Facebook (FB) was one of the most anticipated IPOs in history, pricing at an already high $38 per share, and spiking to $45 on its opening day. Since then, it has taken a steady dive, trading for as low as $17.55, before slightly rebounding to its current price around $22 per share.
There is no question that Facebook is a phenomenal growth story. Since its founding in 2004, it has grown to have 901 million members (as of March 2012). Facebook has two major sources of revenue: advertising (over 80%) and payments from developers of games and other apps.
As far as payments from developers go, Zynga (ZNGA) is by far the largest source of revenue from developers. Zynga has 240 million active monthly users, and all of its games are free to play. It generates revenue from in-game sale of virtual goods, and from advertising. Of this revenue, a considerable portion goes to Facebook. As of March 2012, Zynga accounted for 15% of Facebook's total revenues.
On the advertising side, the big question that remains is whether Facebook can fully take advantage of mobile advertising. According to comScore, people now spend more time on Facebook on their mobile devices than on their PCs.
According to the Wall Street Journal, Facebook will earn about $72.7 million from mobile ads, which would represent less than 2% of the $5 billion in revenue that analysts expect for this year. However, according to eMarketer, in 2013, Facebook's mobile-ad revenue is expected to increase to $387 million, which would be an 8.8% share of the $2.61 billion U.S. mobile advertising market, leaving plenty of more room to grow.
Another reason to like Facebook is the roughly $10 billion in cash they have, or about $5.50 per share. This leaves the company with plenty of means to enhance its technologies, complete beneficial mergers and acquisitions, and maybe offer new products and services.

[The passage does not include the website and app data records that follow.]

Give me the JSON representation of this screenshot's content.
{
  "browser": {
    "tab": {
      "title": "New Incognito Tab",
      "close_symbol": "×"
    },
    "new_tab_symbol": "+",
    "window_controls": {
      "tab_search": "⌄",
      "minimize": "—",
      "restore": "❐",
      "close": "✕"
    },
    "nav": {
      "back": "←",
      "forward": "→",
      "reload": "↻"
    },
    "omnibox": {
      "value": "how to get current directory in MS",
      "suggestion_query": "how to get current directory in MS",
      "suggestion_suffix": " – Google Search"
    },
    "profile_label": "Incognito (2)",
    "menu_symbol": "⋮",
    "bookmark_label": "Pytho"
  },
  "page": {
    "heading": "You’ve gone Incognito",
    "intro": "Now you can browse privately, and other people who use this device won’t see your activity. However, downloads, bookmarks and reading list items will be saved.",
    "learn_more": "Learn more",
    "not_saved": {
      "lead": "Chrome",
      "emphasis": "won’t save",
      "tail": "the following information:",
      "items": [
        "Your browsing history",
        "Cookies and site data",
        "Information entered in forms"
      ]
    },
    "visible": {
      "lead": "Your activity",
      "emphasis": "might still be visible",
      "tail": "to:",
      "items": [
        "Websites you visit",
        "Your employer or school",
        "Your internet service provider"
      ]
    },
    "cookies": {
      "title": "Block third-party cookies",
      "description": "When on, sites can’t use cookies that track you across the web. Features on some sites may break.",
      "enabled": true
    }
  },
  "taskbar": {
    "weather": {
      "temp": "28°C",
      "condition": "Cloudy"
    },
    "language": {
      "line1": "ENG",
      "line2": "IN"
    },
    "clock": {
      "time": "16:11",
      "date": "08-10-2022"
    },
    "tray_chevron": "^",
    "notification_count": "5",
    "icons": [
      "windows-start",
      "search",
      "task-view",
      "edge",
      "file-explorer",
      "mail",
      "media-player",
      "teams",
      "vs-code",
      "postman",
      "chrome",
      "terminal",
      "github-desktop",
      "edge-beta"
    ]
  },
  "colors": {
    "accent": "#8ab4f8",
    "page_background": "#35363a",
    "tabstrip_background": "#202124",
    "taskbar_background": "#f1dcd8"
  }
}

Growth has not been a problem for the company. It has grown revenues from $777 million in 2009, to $1.97 billion in 2010, and $3.71 billion in 2011. This amounts to growth rates of 153% and 88%, respectively. Analysts anticipate growth to slow, but to still continue at healthy rates, with revenues expected to grow 35% this year, then 28% and 25% in 2013 and 2014, respectively. The 26 major analysts who follow Facebook have an average 12-month price target of $31.94.

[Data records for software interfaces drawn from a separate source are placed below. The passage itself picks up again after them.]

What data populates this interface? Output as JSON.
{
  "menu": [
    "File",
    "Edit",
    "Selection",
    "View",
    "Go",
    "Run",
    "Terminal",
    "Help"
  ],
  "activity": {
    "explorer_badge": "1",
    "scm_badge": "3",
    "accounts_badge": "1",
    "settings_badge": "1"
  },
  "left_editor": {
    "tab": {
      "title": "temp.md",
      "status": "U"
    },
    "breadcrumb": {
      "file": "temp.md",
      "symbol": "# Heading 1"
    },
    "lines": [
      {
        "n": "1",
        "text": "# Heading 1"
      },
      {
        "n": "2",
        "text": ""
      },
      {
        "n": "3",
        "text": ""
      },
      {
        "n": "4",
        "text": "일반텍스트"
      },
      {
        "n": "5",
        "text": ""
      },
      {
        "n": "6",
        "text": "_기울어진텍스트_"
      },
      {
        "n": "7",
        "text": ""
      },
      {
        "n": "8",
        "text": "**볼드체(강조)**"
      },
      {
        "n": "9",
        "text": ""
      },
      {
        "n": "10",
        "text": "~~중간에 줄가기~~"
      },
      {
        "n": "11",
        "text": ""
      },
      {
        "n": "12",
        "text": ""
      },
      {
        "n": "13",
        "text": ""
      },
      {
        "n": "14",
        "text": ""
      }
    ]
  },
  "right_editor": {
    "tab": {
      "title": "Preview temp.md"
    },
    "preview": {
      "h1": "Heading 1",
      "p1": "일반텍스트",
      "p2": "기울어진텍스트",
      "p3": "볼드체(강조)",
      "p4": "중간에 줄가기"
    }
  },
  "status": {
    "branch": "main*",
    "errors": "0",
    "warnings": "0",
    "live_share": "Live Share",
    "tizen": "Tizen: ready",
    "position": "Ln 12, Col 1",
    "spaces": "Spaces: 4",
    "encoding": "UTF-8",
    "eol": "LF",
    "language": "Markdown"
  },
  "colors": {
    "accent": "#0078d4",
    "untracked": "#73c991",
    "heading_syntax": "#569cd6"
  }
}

However, there is one major short-term drawback for Facebook. During the time period between now and May 2013, we could see a massive amount of selling from early investors who's shares were locked up. Therefore, there may be another leg down before the right entry point.

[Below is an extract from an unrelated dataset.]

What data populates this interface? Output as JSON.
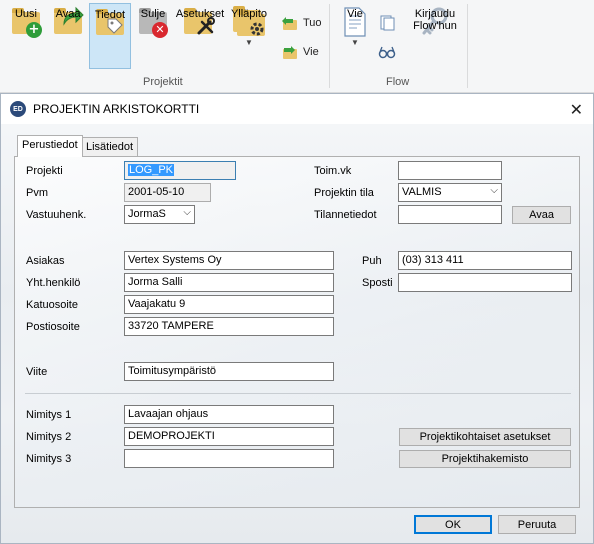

Consider playing Facebook by selling puts. I would recommend selling the March 2013 $17 put for $1.25. This should allow adequate time for the majority of the insider selling to run its course. If Facebook finishes above $17, the $1.25 premium you collected is yours to keep, and you need to make a decision based on the share price at the time on how to proceed. If Facebook finishes below $17, you get into a great company at a great price, and the options premium is yours to keep. Downside breakeven for this trade is $15.75, which would be a 28.4% drop from current levels.